Entitlement

Well, today’s been a really, really long day, but I got here in one piece, and of course I already miss Tink and Zeugma. Thanks to some excellent feedback from my co-presenter, I’ve managed to trim substantial fat from my presentation for Panel B.5, “Self Representation and Agency in a Web of Commercialization,” although I’m hoping our audience might not notice the spots where I’ve, er, pretended to insert a transition. Or inserted a pretend transition. Or something like that.

What I really need to work on is coming up with a title that isn’t awful. “Paris and Me” is kind of a textual nod to Harriet Malinowitz’s super-smart JAC piece “David and Me,” with said textual nod’s glaring problem being that my piece isn’t about me at all. (Although there are some interesting things about the commodification of identity in Malinowitz’s piece.) So then I thought maybe something like “Branding Payton Manning,” but realized the lame attempt at rhyme was, more than anything else, kinda dorky, and besides, a title like that conjures up rather unsavory mental images.
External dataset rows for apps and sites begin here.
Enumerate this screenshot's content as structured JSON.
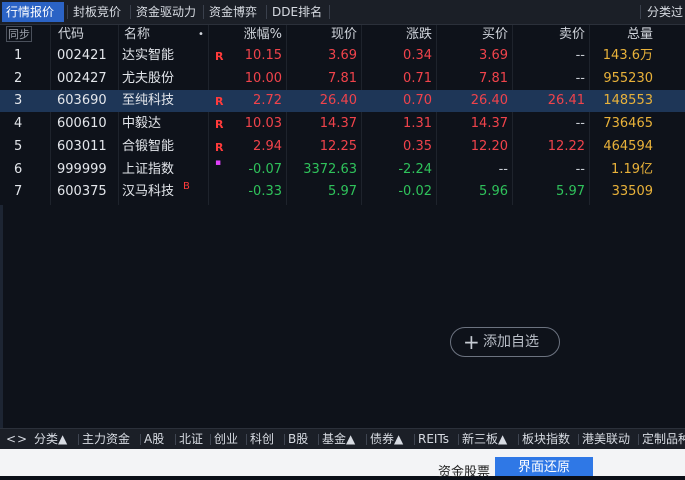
{
  "top_tabs": [
    {
      "label": "行情报价",
      "active": true
    },
    {
      "label": "封板竞价",
      "active": false
    },
    {
      "label": "资金驱动力",
      "active": false
    },
    {
      "label": "资金博弈",
      "active": false
    },
    {
      "label": "DDE排名",
      "active": false
    }
  ],
  "top_right_label": "分类过",
  "sync_label": "同步",
  "columns": {
    "code": "代码",
    "name": "名称",
    "dot": "•",
    "change_pct": "涨幅%",
    "price": "现价",
    "change": "涨跌",
    "bid": "买价",
    "ask": "卖价",
    "volume": "总量"
  },
  "rows": [
    {
      "idx": "1",
      "code": "002421",
      "name": "达实智能",
      "flag": "R",
      "sup": "",
      "change_pct": "10.15",
      "price": "3.69",
      "change": "0.34",
      "bid": "3.69",
      "ask": "--",
      "volume": "143.6万",
      "trend": "up",
      "selected": false
    },
    {
      "idx": "2",
      "code": "002427",
      "name": "尤夫股份",
      "flag": "",
      "sup": "",
      "change_pct": "10.00",
      "price": "7.81",
      "change": "0.71",
      "bid": "7.81",
      "ask": "--",
      "volume": "955230",
      "trend": "up",
      "selected": false
    },
    {
      "idx": "3",
      "code": "603690",
      "name": "至纯科技",
      "flag": "R",
      "sup": "",
      "change_pct": "2.72",
      "price": "26.40",
      "change": "0.70",
      "bid": "26.40",
      "ask": "26.41",
      "volume": "148553",
      "trend": "up",
      "selected": true
    },
    {
      "idx": "4",
      "code": "600610",
      "name": "中毅达",
      "flag": "R",
      "sup": "",
      "change_pct": "10.03",
      "price": "14.37",
      "change": "1.31",
      "bid": "14.37",
      "ask": "--",
      "volume": "736465",
      "trend": "up",
      "selected": false
    },
    {
      "idx": "5",
      "code": "603011",
      "name": "合锻智能",
      "flag": "R",
      "sup": "",
      "change_pct": "2.94",
      "price": "12.25",
      "change": "0.35",
      "bid": "12.20",
      "ask": "12.22",
      "volume": "464594",
      "trend": "up",
      "selected": false
    },
    {
      "idx": "6",
      "code": "999999",
      "name": "上证指数",
      "flag": "",
      "sup": "",
      "change_pct": "-0.07",
      "price": "3372.63",
      "change": "-2.24",
      "bid": "--",
      "ask": "--",
      "volume": "1.19亿",
      "trend": "down",
      "selected": false
    },
    {
      "idx": "7",
      "code": "600375",
      "name": "汉马科技",
      "flag": "",
      "sup": "B",
      "change_pct": "-0.33",
      "price": "5.97",
      "change": "-0.02",
      "bid": "5.96",
      "ask": "5.97",
      "volume": "33509",
      "trend": "down",
      "selected": false
    }
  ],
  "add_favorite_label": "添加自选",
  "bottom_tabs": [
    "<",
    ">",
    "分类▲",
    "主力资金",
    "A股",
    "北证",
    "创业",
    "科创",
    "B股",
    "基金▲",
    "债券▲",
    "REITs",
    "新三板▲",
    "板块指数",
    "港美联动",
    "定制品种"
  ],
  "footer": {
    "fund_label": "资金股票",
    "restore_label": "界面还原"
  },
  "colors": {
    "up": "#f0434b",
    "down": "#2fc25b",
    "volume": "#e9b23a",
    "active_tab": "#2b63c5",
    "selected_row": "#1e3657"
  }
}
I’d be grateful for title help from anybody who’s read the two parts of my original draft. This is the first presentation I’ve ever written that has a shoe fetish, so I’m thinking as far as themes for the title go, well, it’s gotta be the shoes. Ideas?

Celeste Dessau

“We sit in our dark rooms,” Celeste Dessau said. “Traffic in the area is being rerouted for reasons nobody is willing to discuss. Wild animals have been seen entering the city. All air-mail letters are returned to sender. We are determined not to turn on the lights. Manhole covers begin shooting into the air. It rains in triplicate.” (Don DeLillo, Ratner’s Star.)